News from the Federal Circuit: In Cunningham v. United States, No. 2013-5055 (4/9/14), the U.S. Court of Appeals for the Federal Circuit held that the Court of Federal Claims had jurisdiction over breach of a settlement agreement claims, and can award money damages to the claimant, despite other avenues for redress of the breach.
Eric Cunningham worked for the Office of Personnel Management (OPM) from February 2004 until his termination in January 2005. He appealed his termination to the MSPB. At the MSPB, OPM and Cunningham entered into a settlement agreement. The agreement contained a confidentiality provision prohibiting both parties from disclosing the terms of the agreement. The agreement required OPM to remove his termination letter from his personnel file and designated an OPM human resource director as the contact point for reference inquiries.
Subsequently, Cunningham was hired by a government contractor, USIS, and passed USIS’ background investigation. Cunningham was informed that he would be working on a USIS contract with OPM, and that OPM would conduct its own background investigation. Less than a week later, Cunningham was suspended at the direction of OPM’s security office, and was terminated by USIS in February 2008.

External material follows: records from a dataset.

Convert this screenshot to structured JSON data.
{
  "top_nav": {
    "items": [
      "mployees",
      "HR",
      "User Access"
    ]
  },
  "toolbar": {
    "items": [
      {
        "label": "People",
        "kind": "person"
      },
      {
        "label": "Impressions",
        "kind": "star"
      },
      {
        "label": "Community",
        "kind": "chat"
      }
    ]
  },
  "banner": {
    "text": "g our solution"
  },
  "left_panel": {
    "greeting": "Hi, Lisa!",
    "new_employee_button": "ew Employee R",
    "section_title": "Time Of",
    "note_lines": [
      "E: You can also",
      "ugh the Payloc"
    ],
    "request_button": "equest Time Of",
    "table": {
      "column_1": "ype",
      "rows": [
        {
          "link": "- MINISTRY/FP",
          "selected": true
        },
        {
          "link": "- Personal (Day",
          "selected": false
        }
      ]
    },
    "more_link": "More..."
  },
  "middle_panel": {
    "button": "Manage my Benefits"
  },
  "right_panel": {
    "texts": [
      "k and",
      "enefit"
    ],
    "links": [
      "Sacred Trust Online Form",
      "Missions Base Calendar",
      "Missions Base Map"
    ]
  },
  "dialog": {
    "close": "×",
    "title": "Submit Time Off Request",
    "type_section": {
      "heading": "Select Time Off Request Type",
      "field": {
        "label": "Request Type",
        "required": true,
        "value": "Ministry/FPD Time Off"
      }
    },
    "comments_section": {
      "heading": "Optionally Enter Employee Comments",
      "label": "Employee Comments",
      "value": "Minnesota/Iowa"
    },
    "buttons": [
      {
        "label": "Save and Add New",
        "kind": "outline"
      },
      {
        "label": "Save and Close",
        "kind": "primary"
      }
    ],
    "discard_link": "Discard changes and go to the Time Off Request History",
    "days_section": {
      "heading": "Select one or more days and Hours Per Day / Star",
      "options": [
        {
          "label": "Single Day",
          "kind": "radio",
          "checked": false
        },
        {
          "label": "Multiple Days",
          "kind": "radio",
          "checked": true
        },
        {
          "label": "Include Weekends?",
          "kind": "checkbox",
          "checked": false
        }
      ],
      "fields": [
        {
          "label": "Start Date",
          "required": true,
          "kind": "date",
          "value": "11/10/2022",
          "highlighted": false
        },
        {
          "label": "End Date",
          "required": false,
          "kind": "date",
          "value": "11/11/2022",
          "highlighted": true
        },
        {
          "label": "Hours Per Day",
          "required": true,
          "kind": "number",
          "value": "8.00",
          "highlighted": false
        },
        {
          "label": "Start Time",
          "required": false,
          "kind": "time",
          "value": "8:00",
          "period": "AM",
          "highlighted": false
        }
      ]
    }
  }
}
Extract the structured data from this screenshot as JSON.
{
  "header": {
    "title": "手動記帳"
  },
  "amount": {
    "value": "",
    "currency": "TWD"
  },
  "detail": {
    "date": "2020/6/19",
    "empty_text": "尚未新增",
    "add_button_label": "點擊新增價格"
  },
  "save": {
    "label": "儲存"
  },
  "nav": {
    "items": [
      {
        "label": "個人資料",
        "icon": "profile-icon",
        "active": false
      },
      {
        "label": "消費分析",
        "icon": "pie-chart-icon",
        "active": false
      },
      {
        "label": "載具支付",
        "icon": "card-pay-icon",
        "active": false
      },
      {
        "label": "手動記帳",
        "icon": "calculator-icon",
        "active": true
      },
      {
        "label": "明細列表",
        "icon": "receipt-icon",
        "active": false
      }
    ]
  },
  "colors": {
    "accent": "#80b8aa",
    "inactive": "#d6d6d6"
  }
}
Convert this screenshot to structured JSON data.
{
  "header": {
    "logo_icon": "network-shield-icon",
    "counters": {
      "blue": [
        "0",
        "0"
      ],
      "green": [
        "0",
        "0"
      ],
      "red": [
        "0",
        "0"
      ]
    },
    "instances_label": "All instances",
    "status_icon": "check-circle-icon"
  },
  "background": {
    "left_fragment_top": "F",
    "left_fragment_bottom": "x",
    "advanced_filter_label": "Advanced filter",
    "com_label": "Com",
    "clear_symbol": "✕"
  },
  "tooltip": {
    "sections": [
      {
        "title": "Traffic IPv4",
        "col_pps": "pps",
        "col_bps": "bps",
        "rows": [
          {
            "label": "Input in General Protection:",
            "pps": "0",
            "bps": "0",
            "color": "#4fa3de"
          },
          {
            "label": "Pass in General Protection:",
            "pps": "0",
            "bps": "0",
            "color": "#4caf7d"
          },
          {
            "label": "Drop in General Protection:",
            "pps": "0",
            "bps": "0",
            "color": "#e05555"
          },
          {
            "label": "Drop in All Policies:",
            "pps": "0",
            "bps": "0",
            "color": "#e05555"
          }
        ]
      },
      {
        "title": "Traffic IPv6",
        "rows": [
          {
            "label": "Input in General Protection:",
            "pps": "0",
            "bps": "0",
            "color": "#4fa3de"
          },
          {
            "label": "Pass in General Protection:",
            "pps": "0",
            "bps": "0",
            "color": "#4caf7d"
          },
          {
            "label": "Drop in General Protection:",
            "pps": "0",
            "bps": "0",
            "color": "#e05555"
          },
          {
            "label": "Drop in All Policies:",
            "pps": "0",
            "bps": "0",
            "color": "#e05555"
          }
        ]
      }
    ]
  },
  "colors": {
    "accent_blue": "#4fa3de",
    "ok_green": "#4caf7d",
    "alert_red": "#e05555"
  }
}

Cunningham learned that his OPM file contained a document showing that two OPM employees–neither the human resources director–had disclosed Cunningham’s termination and MSPB appeal to OPM’s background investigator. Cunningham filed a petition to enforce the settlement agreement with the MSPB. In July 2008, an MSPB Administrative Judge found OPM had breached the settlement agreement. The MSPB, however, lacked authority to award money damages for OPM’s breach. Cunningham then filed a breach of contract action in the US Court of Federal Claims. The court found that it had jurisdiction under the Tucker Act, but dismissed the suit because the case had already been heard by the MSPB (under the legal doctrine of res judicata). Cunningham then appealed to the Federal Circuit.
The Federal Circuit agreed that the Court of Federal Claims had jurisdiction over the action. The Federal Circuit explained that a settlement agreement is a contract under the Tucker Act. Since the Court of Federal Claims has jurisdiction to hear breach of contract claims against the government, it had jurisdiction over Cunningham’s breach of settlement agreement case.
Cunningham sought money damages for his lost USIS income. Although MSPB can enforce compliance with the terms of a settlement agreement, it cannot award monetary damages for a breach. The Federal Circuit held that the doctrine of res judicata did not bar Cunningham’s breach of contract claim because he was seeking a form of relief (money damages) unavailable at the MSPB. The Federal Circuit remanded the case to the Court of Federal Claims for further proceedings.
If you are a federal employee with a breached settlement and are in need of assistance, consider requesting an initial consultation with one of Passman & Kaplan‘s attorneys.